[Start of section]

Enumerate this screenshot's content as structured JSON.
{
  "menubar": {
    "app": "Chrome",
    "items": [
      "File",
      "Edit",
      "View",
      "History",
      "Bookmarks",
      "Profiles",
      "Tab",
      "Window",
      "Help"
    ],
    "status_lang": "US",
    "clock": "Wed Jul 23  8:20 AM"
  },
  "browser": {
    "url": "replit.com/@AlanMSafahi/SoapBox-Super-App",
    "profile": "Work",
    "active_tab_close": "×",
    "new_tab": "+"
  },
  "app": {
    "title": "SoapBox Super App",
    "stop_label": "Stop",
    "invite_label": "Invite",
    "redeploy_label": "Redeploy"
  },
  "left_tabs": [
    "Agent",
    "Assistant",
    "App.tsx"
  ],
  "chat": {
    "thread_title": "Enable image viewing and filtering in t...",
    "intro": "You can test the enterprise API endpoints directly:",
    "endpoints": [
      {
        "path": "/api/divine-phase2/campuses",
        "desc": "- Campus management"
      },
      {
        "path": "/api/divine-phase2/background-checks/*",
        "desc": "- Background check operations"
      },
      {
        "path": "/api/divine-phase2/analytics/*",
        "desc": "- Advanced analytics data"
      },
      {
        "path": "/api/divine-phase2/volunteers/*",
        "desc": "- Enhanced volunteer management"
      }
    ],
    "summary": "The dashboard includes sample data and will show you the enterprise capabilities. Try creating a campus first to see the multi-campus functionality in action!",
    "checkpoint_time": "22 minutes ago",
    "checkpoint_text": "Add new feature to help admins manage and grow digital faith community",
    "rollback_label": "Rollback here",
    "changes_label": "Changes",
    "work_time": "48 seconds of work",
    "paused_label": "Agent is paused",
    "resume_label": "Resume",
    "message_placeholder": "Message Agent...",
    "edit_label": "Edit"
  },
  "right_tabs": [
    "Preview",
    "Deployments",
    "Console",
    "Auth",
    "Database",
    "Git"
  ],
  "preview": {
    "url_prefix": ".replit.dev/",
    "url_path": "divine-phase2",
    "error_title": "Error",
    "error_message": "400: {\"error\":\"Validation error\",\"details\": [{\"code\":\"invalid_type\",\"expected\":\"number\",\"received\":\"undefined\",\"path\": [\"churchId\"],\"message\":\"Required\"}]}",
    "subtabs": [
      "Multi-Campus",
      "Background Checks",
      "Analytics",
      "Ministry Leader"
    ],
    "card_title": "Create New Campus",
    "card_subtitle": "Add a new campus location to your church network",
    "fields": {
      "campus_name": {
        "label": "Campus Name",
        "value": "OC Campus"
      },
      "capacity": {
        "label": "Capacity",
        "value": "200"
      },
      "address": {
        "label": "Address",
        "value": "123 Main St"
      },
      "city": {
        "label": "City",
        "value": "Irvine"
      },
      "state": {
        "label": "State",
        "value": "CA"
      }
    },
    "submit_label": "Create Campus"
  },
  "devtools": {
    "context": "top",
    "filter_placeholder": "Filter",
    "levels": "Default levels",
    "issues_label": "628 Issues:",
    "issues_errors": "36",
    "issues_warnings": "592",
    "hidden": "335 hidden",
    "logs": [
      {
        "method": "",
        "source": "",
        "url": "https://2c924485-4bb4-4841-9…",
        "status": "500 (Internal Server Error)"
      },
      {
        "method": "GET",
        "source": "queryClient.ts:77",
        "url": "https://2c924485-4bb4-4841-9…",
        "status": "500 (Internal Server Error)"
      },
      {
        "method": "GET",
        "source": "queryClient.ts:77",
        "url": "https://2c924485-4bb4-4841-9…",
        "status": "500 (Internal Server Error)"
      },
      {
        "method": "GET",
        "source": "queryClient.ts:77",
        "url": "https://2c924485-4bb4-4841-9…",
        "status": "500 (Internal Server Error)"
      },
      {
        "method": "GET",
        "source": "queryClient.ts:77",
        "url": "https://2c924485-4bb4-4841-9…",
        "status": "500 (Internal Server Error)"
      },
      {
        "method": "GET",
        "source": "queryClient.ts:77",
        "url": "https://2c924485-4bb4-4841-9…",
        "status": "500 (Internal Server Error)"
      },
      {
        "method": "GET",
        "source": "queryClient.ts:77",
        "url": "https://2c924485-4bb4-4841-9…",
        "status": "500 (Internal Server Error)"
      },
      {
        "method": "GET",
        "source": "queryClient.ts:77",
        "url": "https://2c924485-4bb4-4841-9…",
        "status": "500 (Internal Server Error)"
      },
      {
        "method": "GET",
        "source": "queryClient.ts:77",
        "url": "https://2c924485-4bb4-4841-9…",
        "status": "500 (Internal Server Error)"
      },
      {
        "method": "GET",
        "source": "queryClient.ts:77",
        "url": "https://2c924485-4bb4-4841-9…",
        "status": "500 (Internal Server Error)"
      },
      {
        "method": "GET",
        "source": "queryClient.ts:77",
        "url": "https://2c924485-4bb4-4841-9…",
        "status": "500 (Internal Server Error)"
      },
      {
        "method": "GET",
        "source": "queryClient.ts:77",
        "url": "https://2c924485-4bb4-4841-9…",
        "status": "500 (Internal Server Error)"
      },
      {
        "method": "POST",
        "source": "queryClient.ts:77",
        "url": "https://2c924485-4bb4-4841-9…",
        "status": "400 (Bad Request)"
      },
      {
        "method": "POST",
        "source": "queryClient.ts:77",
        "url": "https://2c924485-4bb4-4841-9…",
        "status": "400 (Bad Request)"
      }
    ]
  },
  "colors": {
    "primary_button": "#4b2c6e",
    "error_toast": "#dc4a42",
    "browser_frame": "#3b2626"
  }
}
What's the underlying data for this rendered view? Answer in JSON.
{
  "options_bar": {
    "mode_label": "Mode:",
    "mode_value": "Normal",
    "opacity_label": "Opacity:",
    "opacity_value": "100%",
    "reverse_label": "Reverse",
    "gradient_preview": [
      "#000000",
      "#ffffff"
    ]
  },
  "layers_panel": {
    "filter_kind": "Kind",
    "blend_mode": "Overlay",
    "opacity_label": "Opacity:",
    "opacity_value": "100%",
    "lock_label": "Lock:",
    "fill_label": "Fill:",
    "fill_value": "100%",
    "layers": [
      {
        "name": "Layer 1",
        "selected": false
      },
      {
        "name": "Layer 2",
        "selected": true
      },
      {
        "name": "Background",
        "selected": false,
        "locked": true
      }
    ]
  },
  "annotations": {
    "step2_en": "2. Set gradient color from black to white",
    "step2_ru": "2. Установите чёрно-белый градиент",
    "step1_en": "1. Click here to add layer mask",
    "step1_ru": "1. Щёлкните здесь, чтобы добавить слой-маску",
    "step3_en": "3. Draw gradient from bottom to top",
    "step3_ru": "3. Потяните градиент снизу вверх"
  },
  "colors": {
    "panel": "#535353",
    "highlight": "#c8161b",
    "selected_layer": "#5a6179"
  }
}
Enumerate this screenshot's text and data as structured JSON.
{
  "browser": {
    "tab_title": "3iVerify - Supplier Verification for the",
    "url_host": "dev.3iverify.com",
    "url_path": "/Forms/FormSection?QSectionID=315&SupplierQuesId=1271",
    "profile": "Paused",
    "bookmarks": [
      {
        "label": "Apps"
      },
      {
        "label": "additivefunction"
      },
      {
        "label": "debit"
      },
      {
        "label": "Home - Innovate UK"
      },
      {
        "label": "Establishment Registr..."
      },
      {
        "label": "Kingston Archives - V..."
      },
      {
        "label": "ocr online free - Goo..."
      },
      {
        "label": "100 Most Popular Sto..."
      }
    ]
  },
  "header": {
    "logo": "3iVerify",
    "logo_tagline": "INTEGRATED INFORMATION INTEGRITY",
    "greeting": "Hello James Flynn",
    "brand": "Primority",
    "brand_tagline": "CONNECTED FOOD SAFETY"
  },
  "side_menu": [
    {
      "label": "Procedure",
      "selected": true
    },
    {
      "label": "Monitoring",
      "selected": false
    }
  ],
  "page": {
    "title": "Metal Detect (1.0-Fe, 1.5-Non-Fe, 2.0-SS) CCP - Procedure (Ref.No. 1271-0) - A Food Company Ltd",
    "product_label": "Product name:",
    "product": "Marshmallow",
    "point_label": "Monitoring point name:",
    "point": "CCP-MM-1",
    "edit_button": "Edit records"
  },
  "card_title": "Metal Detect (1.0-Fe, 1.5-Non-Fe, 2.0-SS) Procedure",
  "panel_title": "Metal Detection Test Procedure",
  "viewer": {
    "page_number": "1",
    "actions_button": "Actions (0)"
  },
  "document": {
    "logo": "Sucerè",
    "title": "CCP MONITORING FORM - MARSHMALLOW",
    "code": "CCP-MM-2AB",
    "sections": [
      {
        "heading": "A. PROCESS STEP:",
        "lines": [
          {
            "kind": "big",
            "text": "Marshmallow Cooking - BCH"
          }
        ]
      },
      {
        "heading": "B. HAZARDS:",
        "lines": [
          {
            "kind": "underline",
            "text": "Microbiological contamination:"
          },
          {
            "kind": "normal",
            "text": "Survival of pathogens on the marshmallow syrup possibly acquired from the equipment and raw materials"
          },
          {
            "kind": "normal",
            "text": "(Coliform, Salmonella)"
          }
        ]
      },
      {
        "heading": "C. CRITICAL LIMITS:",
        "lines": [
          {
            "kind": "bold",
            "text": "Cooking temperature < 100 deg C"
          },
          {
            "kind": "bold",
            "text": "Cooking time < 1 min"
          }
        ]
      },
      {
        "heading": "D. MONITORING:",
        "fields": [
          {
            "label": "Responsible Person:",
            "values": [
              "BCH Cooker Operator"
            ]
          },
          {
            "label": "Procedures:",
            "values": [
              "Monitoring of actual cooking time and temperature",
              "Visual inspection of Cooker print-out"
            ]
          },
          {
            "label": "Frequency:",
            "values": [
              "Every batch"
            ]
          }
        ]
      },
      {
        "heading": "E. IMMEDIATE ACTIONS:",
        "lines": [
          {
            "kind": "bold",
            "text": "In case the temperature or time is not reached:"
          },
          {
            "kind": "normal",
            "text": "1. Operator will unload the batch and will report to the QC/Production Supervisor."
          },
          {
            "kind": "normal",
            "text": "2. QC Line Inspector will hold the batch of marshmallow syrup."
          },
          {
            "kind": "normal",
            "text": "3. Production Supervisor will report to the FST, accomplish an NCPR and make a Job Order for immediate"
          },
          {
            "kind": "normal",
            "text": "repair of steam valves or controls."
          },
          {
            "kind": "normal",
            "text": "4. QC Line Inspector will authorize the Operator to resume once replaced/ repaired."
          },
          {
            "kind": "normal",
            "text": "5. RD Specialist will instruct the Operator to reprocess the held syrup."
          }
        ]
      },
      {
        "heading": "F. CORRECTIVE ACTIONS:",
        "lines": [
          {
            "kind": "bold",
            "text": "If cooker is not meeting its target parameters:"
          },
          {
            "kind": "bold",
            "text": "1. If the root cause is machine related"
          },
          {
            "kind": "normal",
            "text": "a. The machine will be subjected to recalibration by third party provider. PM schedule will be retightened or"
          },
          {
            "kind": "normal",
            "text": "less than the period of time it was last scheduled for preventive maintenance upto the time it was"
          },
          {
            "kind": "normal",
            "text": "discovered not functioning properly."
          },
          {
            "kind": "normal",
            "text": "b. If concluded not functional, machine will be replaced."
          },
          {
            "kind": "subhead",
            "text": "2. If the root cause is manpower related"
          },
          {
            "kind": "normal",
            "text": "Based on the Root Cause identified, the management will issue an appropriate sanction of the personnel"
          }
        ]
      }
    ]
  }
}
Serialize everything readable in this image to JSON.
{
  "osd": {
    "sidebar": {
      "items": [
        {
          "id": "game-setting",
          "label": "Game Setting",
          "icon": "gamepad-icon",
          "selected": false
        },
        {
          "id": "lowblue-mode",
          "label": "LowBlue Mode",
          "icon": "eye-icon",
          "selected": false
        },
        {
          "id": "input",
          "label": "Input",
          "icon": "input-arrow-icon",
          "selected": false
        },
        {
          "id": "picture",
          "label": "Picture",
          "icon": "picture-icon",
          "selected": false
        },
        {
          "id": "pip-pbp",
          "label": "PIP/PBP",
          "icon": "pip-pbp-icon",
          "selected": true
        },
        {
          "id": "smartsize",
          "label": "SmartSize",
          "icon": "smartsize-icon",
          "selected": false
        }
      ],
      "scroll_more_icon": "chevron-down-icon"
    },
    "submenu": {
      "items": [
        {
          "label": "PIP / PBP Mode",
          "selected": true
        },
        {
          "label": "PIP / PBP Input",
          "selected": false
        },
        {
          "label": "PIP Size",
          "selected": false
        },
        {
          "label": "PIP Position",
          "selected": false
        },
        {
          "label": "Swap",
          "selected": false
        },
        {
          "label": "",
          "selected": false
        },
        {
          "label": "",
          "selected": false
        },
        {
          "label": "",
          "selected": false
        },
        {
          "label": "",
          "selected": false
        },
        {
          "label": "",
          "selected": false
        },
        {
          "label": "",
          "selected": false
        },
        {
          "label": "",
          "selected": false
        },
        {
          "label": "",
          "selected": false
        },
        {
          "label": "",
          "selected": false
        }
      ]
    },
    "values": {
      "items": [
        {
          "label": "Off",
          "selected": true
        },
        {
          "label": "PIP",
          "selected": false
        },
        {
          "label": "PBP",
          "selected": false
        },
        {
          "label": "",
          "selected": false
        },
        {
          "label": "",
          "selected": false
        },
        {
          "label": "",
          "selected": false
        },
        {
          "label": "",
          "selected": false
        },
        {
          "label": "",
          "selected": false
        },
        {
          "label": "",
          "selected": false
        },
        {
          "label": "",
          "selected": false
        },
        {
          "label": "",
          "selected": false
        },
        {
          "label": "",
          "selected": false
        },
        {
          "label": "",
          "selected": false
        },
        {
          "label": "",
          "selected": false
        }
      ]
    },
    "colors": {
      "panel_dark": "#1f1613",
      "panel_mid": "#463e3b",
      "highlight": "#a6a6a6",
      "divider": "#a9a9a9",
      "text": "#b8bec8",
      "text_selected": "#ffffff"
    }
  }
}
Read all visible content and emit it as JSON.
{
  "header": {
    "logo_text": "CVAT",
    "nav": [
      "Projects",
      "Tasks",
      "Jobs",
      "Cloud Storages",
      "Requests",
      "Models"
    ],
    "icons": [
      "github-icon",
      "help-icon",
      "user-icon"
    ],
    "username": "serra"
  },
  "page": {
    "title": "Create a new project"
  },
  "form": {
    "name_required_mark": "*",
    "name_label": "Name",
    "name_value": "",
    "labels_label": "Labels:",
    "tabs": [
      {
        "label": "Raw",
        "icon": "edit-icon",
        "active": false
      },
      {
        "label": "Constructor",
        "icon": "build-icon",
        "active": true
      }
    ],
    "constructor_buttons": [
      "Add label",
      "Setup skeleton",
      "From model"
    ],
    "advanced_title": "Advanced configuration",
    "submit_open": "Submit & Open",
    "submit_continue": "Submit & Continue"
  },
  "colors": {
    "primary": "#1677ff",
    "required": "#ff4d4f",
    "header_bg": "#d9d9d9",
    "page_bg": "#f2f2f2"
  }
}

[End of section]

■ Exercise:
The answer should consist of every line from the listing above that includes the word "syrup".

■ Answer space:
            "text": "Survival of pathogens on the marshmallow syrup possibly acquired from the equipment and raw materials"
            "text": "2. QC Line Inspector will hold the batch of marshmallow syrup."
            "text": "5. RD Specialist will instruct the Operator to reprocess the held syrup."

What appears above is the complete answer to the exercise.